Purchase Properties in Average or Above-Average Neighborhoods: Real estate investors tend to evaluate neighborhoods by giving grades. Where a C-class property is your average neighborhood with many renters, “D” level properties are typically high-crime and high-vacancy rates rental areas.
You should probably avoid investing in below-average neighborhoods, especially if you are a novice investor. By exclusively investing in nicer areas that tend to have economically diverse residents, you can prevent, most, if not all, of the negative backlashes when the market goes downward.
Diversified Economy: In general, investors should avoid areas where people are dependent on one employer or industry. The most well-known example of this happened in Detroit. Specifically, when the automobile industry failed, so did the home values in Detroit.
Cash Flowing Properties: Investors should focus on purchasing cash flowing properties; these are properties that generate more income than it costs to maintain them. Even in a down market, it doesn’t matter what happens to the property value. Specifically, property value only matters when you intend to sell the property. If the value of a property drops, typically that “drop” doesn’t affect the investor’s cash flow unless, for whatever reason, the investor is looking to sell the property. Overall, veteran investors focus on purchasing properties that produce income. And, if the property value appreciates, this is just an added bonus.

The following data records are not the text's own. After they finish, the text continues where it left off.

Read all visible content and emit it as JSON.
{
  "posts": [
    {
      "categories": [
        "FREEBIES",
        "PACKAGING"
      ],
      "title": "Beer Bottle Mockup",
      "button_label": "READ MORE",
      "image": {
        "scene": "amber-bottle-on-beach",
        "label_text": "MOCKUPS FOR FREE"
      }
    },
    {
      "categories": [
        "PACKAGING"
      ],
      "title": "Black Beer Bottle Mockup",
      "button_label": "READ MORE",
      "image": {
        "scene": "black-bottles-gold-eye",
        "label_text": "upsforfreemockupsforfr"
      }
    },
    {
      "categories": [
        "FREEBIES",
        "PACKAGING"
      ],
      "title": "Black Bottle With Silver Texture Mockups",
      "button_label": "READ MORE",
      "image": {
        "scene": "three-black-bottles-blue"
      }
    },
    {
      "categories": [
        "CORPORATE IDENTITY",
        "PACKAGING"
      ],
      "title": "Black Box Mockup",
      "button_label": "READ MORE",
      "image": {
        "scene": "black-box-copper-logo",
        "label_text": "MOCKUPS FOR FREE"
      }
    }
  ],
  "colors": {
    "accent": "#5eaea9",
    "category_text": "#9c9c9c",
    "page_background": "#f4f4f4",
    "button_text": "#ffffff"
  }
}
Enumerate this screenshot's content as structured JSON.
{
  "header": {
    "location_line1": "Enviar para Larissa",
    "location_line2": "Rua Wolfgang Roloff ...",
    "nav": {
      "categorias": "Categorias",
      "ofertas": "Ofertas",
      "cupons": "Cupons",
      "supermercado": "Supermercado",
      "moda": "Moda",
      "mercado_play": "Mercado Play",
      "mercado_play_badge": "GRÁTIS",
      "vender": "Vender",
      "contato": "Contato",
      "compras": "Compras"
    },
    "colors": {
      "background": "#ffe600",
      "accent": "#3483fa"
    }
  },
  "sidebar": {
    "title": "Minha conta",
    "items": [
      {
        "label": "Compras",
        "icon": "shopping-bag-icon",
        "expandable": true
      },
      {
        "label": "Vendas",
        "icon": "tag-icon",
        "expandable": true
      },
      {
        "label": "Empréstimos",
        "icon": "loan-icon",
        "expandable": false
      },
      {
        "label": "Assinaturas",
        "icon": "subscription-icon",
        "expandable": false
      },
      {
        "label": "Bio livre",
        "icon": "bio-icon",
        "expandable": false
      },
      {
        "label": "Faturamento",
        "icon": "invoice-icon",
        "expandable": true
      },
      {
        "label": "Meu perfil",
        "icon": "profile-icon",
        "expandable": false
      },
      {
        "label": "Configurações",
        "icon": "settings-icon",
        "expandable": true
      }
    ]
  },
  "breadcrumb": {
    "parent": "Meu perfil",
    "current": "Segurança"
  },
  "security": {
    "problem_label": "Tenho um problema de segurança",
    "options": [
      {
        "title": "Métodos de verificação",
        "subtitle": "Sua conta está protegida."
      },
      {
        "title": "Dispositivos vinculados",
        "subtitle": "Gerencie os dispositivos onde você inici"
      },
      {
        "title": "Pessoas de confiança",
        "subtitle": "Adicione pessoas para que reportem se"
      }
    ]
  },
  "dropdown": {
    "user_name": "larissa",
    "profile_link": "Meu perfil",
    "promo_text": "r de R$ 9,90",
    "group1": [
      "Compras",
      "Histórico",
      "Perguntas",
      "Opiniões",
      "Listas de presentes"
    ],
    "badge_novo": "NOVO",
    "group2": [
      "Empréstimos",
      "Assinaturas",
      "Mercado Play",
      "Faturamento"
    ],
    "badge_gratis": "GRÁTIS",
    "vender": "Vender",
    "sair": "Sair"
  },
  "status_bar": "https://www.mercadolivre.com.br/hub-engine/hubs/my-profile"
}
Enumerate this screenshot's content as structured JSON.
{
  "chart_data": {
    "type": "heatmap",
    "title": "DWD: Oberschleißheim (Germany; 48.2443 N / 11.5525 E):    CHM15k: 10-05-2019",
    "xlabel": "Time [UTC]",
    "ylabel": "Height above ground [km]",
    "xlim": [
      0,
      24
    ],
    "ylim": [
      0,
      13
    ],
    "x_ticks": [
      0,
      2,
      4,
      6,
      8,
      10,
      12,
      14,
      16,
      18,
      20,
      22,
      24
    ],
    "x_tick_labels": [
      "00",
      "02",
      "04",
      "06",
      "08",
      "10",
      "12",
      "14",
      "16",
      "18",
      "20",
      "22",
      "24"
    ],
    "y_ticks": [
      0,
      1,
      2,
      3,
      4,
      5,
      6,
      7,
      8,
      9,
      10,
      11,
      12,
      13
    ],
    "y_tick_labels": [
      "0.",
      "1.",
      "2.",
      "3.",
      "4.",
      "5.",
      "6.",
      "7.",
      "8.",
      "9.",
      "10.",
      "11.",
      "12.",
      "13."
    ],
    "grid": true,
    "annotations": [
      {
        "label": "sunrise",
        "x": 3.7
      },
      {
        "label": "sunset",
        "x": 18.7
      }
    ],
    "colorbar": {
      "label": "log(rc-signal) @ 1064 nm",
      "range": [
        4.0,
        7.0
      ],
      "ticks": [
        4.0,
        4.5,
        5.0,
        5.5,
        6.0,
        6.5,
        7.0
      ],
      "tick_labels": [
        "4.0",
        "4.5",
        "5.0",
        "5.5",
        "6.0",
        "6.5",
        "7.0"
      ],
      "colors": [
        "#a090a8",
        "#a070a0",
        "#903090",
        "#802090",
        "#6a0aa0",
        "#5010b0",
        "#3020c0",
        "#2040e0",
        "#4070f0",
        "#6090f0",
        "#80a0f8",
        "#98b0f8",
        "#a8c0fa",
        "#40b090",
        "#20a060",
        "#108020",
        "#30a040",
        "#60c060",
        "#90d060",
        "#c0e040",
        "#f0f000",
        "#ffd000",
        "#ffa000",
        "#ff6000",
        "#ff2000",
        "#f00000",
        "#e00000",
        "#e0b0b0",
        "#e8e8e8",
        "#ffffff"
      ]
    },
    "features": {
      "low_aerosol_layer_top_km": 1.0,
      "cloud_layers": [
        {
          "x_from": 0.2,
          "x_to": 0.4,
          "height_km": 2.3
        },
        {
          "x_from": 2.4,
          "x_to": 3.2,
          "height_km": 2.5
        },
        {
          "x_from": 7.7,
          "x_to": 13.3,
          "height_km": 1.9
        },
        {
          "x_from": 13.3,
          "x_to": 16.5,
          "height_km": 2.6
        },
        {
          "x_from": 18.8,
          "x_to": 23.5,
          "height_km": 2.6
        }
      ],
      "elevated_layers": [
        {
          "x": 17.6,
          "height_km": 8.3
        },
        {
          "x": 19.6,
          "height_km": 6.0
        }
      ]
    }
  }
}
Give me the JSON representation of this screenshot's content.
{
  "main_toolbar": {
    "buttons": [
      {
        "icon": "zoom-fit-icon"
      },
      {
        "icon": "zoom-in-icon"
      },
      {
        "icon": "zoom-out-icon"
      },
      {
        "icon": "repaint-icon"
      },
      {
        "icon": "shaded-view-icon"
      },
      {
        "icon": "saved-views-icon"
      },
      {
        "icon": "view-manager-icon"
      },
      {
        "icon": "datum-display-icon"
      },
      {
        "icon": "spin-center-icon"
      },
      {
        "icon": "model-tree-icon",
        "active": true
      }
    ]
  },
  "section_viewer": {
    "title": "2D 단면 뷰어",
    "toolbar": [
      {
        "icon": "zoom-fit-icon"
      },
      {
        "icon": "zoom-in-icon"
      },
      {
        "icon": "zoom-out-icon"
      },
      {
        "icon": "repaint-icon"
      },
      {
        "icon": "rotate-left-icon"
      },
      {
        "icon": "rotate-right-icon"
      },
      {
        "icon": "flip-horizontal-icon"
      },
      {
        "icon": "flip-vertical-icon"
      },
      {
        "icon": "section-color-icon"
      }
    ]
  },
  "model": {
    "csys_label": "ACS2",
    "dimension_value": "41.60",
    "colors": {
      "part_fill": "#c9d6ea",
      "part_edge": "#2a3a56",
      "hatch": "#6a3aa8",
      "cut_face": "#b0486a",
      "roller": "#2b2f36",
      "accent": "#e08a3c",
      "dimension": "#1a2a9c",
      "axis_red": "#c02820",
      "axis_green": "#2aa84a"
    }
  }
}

Remember the 1% Rule. A good rule of thumb for investors is the only acquire properties that pass the 1% rule. This rule states that if a property rents for 1% of the purchase price every month, then the property will probably generate positive cash flow. For example, let’s say a property is $100,000, and you can rent it for $1,000 per month, typically this is considered a sound investment. By strictly investing in properties that meet the “1%” rule, your investment is likely safe, no matter the state of the housing market.
Practice the BRRRR method.
BRRRR stands for Buy, Rehab, Rent, Refinance, Repeat. This is the investment cycle when you purchase a rental property. When used correctly, investors can buy an investment property with zero money down.
Hypothetically, an investor can buy a fixer-upper property that may need work. The property cost $,50,000. The property cost an additional $40,000 to rehab, and together with the closing cost of $10,000, the total cost is $100,000. After the property is rehabbed, the investor can get the property appraised for a refinance. Assuming the appraisal comes in at $150,000. A loan-to-value ratio of 75% means you can recover $112,500, which is $12,500 more than you invested in the property. The upside to using this method for investors is that there is still 25% equity in the property, which is considered a reasonable cushion. Following this strategy, investors can grow their capital to invest in additional properties, all with no opportunity cost.
Overall, no matter which investment strategies you use, you should remember in a down market to be patient and wait for the right deal. However, when the right deal comes along, negotiate aggressively!